Early AM Saturday, certainly not a day to check out a new kayak location!
So that was a low point!  On the good side, the accomodations were great and 100 yds or so from the launch site.  The place was clean, comfortable and thank God it had heat!

Simple, clean, reasonable and very nice. Chokoloskee Island Park
So we spent the day exploring Chokoloskee and Everglades City.  Pretty much fishing villages with eco tourism and kayaks everywhere.  It felt like a ski village but for kayaks there were so many.  For dinner Saturday evening, we went to the Rod and Gun Club in Everglades City.  This place was built in 1864 and is very cool.  This is the place where my parents Maynard and Jane have brought our Hatteras 36.  It is beautiful and has a great feeling inside.

Rod & Gun Club 1864 - Very interesting history, you should visit
 Finally the weather turned a bit on Sunday AM.  As the sun came up, the clouds had gone and the wind dropped a bit to 12-15mph.  The only issue was that it was now 48 or so and the wind had blown most of the water out of Chokoloskee bay.  One by one, the flats boats showed up at the ramp only to realize there was absolutley no where for them to go with the water nearly gone.  Good side of a kayak, we just passed them by and launched.  Out we went, still windy and cold but we finally got our kayak out in Chokoloskee!

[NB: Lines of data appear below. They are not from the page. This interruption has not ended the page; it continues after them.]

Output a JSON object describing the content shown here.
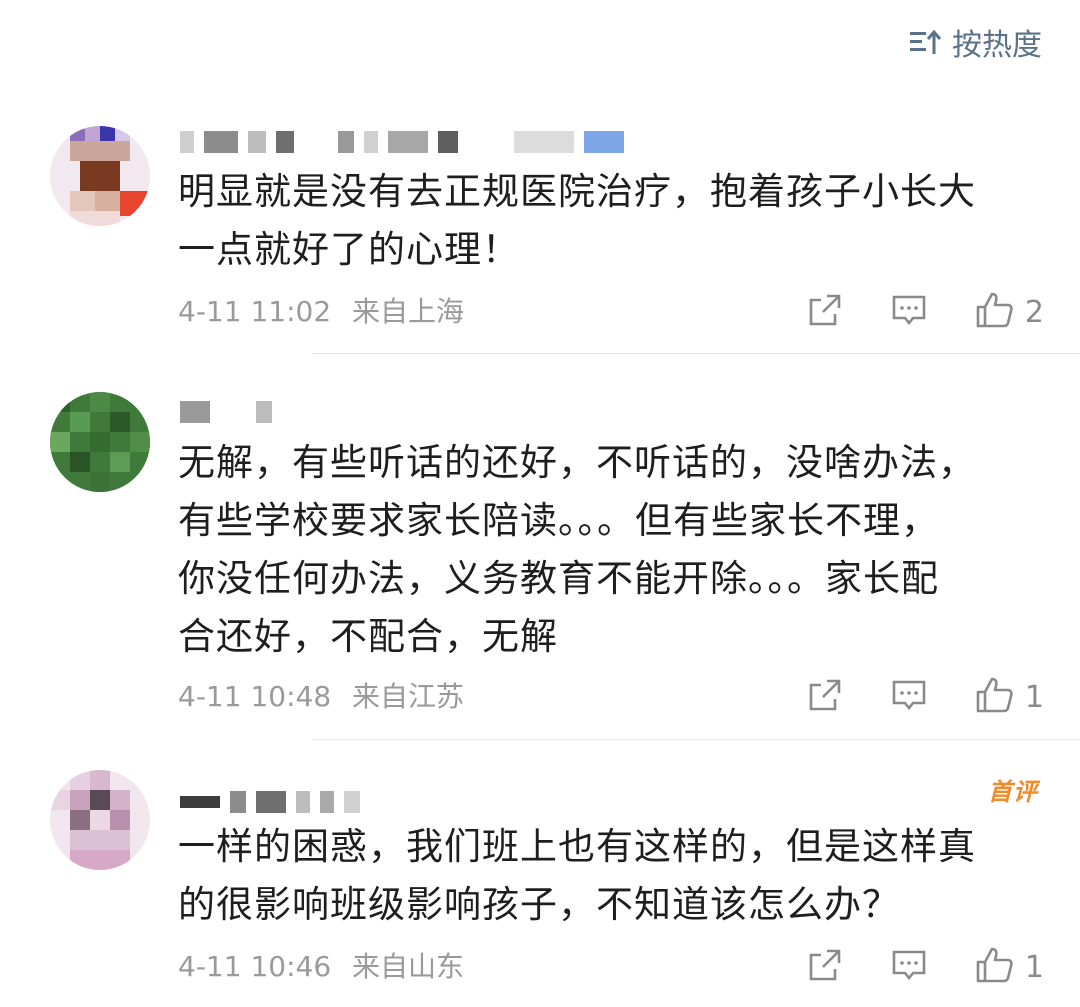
{
  "sort": {
    "label": "按热度",
    "icon": "sort-up-icon"
  },
  "comments": [
    {
      "content": "明显就是没有去正规医院治疗，抱着孩子小长大\n一点就好了的心理！",
      "time": "4-11 11:02",
      "location": "来自上海",
      "likes": "2"
    },
    {
      "content": "无解，有些听话的还好，不听话的，没啥办法，\n有些学校要求家长陪读。。。但有些家长不理，\n你没任何办法，义务教育不能开除。。。家长配\n合还好，不配合，无解",
      "time": "4-11 10:48",
      "location": "来自江苏",
      "likes": "1"
    },
    {
      "badge": "首评",
      "content": "一样的困惑，我们班上也有这样的，但是这样真\n的很影响班级影响孩子，不知道该怎么办？",
      "time": "4-11 10:46",
      "location": "来自山东",
      "likes": "1"
    }
  ],
  "icons": {
    "share": "share-icon",
    "reply": "reply-icon",
    "like": "thumbs-up-icon"
  },
  "colors": {
    "link": "#5a7287",
    "meta": "#9a9a9a",
    "badge": "#ef8b2a"
  }
}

Vivian out in Chokoloskee Bay with a fresh wind and wierd tide
So, we were out and chasing some of the guys from the forum which helped us understand where to go.  There was very little water but it was coming in slowly.  The most amazing thing here are the oyster beds which are everywhere.  These things hold a lot of fish food which makes the fishing very good but when you hit one, they are not friendly to your kayak.

Oyster beds - you can see them on the right of the mangroves
By this time, the weather was really turning.  Wind dropped to 8-10, moved more easterly which is far better for this location.  The fishing was not great, likely due to the bitter cold temps the night before.  We actually did not catch anything this day but we had a great time learning these waters and experiencing a truely unique place.  Where else can you dodge oyster beds and see dolphins going crazy doing their own fishing while viewing hawks and eagles circling overhead looking for their catch but Chokoloskee, surrounded by Everglades National Park waters.

Everglades National Park on a cold but sunny day
So we paddled around some more and passed many kayakers, all like us, happy to be out on the water finally... 

Fellow kayaks enjoying the day in Chokoloskee
We visited some really cool mangrove rivers and saw many amazing and wonderful sites.  No navigation issues or hard groundings, all in all, a very nice day. With the weather turning even nicer, we headed back to the ramp to pack up and head back to Miami.  Once back at the ramp, we cleaned the kayak, loaded it up and had a great relaxing picnic.

Now this was a nice place to have a cold one!
So, that was the trip.  We had a great time and will definately go back on a nicer weekend to see if we can catch a few of the fish which have made this place famous.